- **Exercise directions**:
Every record below must be returned word for word, with the pictures left out.

------------------------------

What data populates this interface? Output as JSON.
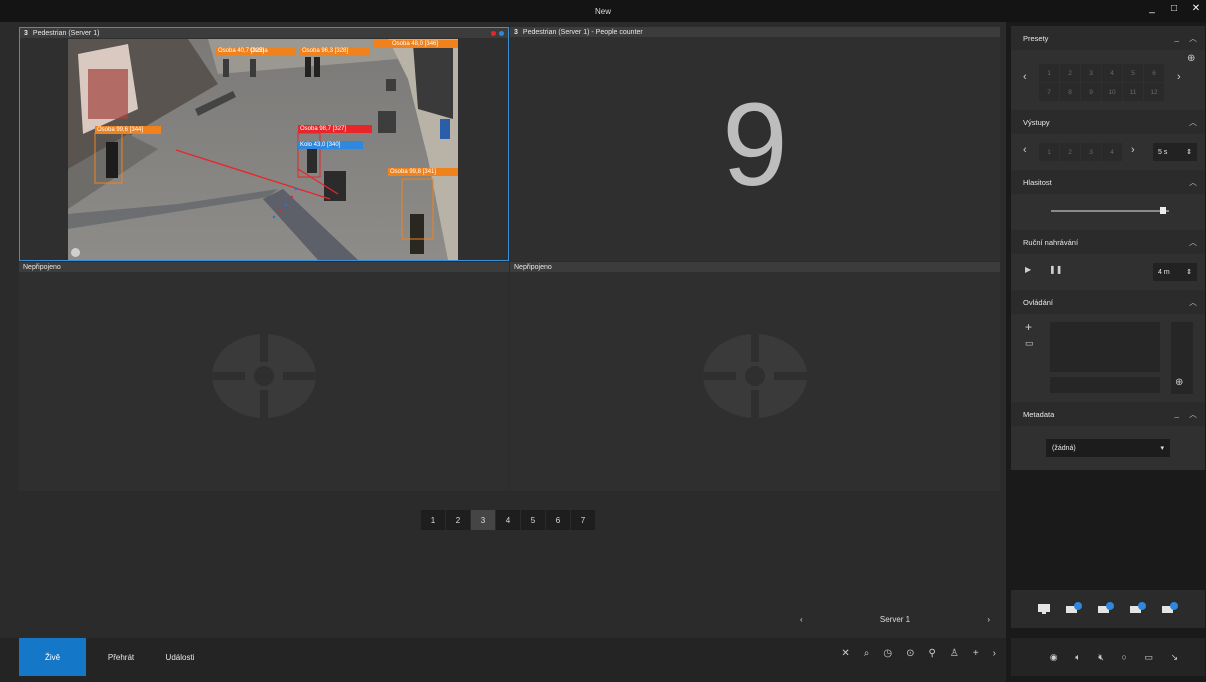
{
  "window": {
    "title": "New",
    "controls": [
      "_",
      "□",
      "✕"
    ]
  },
  "tiles": [
    {
      "num": "3",
      "label": "Pedestrian (Server 1)"
    },
    {
      "num": "3",
      "label": "Pedestrian (Server 1) - People counter",
      "count": "9"
    },
    {
      "num": "",
      "label": "Nepřipojeno"
    },
    {
      "num": "",
      "label": "Nepřipojeno"
    }
  ],
  "detections": [
    {
      "label": "Osoba  99,6  [344]",
      "color": "#f0821e"
    },
    {
      "label": "Osoba  98,7  [327]",
      "color": "#e8262a"
    },
    {
      "label": "Kolo  43,0  [340]",
      "color": "#2f88e0"
    },
    {
      "label": "Osoba  99,8  [341]",
      "color": "#f0821e"
    },
    {
      "label": "Osoba  96,3  [328]",
      "color": "#f0821e"
    },
    {
      "label": "Osoba  40,7  [325]",
      "color": "#f0821e"
    },
    {
      "label": "Osoba  48,0  [346]",
      "color": "#f0821e"
    },
    {
      "label": "Osoba",
      "color": "#f0821e"
    }
  ],
  "pager": {
    "pages": [
      "1",
      "2",
      "3",
      "4",
      "5",
      "6",
      "7"
    ],
    "active": "3"
  },
  "server": {
    "name": "Server 1"
  },
  "nav": {
    "live": "Živě",
    "playback": "Přehrát",
    "events": "Události"
  },
  "right_panel": {
    "presets": {
      "title": "Presety",
      "items": [
        "1",
        "2",
        "3",
        "4",
        "5",
        "6",
        "7",
        "8",
        "9",
        "10",
        "11",
        "12"
      ]
    },
    "outputs": {
      "title": "Výstupy",
      "items": [
        "1",
        "2",
        "3",
        "4"
      ],
      "interval": "5 s"
    },
    "volume": {
      "title": "Hlasitost",
      "level": 0.95
    },
    "manual_recording": {
      "title": "Ruční nahrávání",
      "duration": "4 m"
    },
    "control": {
      "title": "Ovládání"
    },
    "metadata": {
      "title": "Metadata",
      "selected": "(žádná)"
    }
  },
  "colors": {
    "accent": "#1577c7",
    "selection_border": "#3a8fd6",
    "detection_person": "#f0821e",
    "detection_alert": "#e8262a",
    "detection_bike": "#2f88e0"
  }
}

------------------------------

- **Worked solution**:
What data populates this interface? Output as JSON.
{
  "window": {
    "title": "New",
    "controls": [
      "_",
      "□",
      "✕"
    ]
  },
  "tiles": [
    {
      "num": "3",
      "label": "Pedestrian (Server 1)"
    },
    {
      "num": "3",
      "label": "Pedestrian (Server 1) - People counter",
      "count": "9"
    },
    {
      "num": "",
      "label": "Nepřipojeno"
    },
    {
      "num": "",
      "label": "Nepřipojeno"
    }
  ],
  "detections": [
    {
      "label": "Osoba  99,6  [344]",
      "color": "#f0821e"
    },
    {
      "label": "Osoba  98,7  [327]",
      "color": "#e8262a"
    },
    {
      "label": "Kolo  43,0  [340]",
      "color": "#2f88e0"
    },
    {
      "label": "Osoba  99,8  [341]",
      "color": "#f0821e"
    },
    {
      "label": "Osoba  96,3  [328]",
      "color": "#f0821e"
    },
    {
      "label": "Osoba  40,7  [325]",
      "color": "#f0821e"
    },
    {
      "label": "Osoba  48,0  [346]",
      "color": "#f0821e"
    },
    {
      "label": "Osoba",
      "color": "#f0821e"
    }
  ],
  "pager": {
    "pages": [
      "1",
      "2",
      "3",
      "4",
      "5",
      "6",
      "7"
    ],
    "active": "3"
  },
  "server": {
    "name": "Server 1"
  },
  "nav": {
    "live": "Živě",
    "playback": "Přehrát",
    "events": "Události"
  },
  "right_panel": {
    "presets": {
      "title": "Presety",
      "items": [
        "1",
        "2",
        "3",
        "4",
        "5",
        "6",
        "7",
        "8",
        "9",
        "10",
        "11",
        "12"
      ]
    },
    "outputs": {
      "title": "Výstupy",
      "items": [
        "1",
        "2",
        "3",
        "4"
      ],
      "interval": "5 s"
    },
    "volume": {
      "title": "Hlasitost",
      "level": 0.95
    },
    "manual_recording": {
      "title": "Ruční nahrávání",
      "duration": "4 m"
    },
    "control": {
      "title": "Ovládání"
    },
    "metadata": {
      "title": "Metadata",
      "selected": "(žádná)"
    }
  },
  "colors": {
    "accent": "#1577c7",
    "selection_border": "#3a8fd6",
    "detection_person": "#f0821e",
    "detection_alert": "#e8262a",
    "detection_bike": "#2f88e0"
  }
}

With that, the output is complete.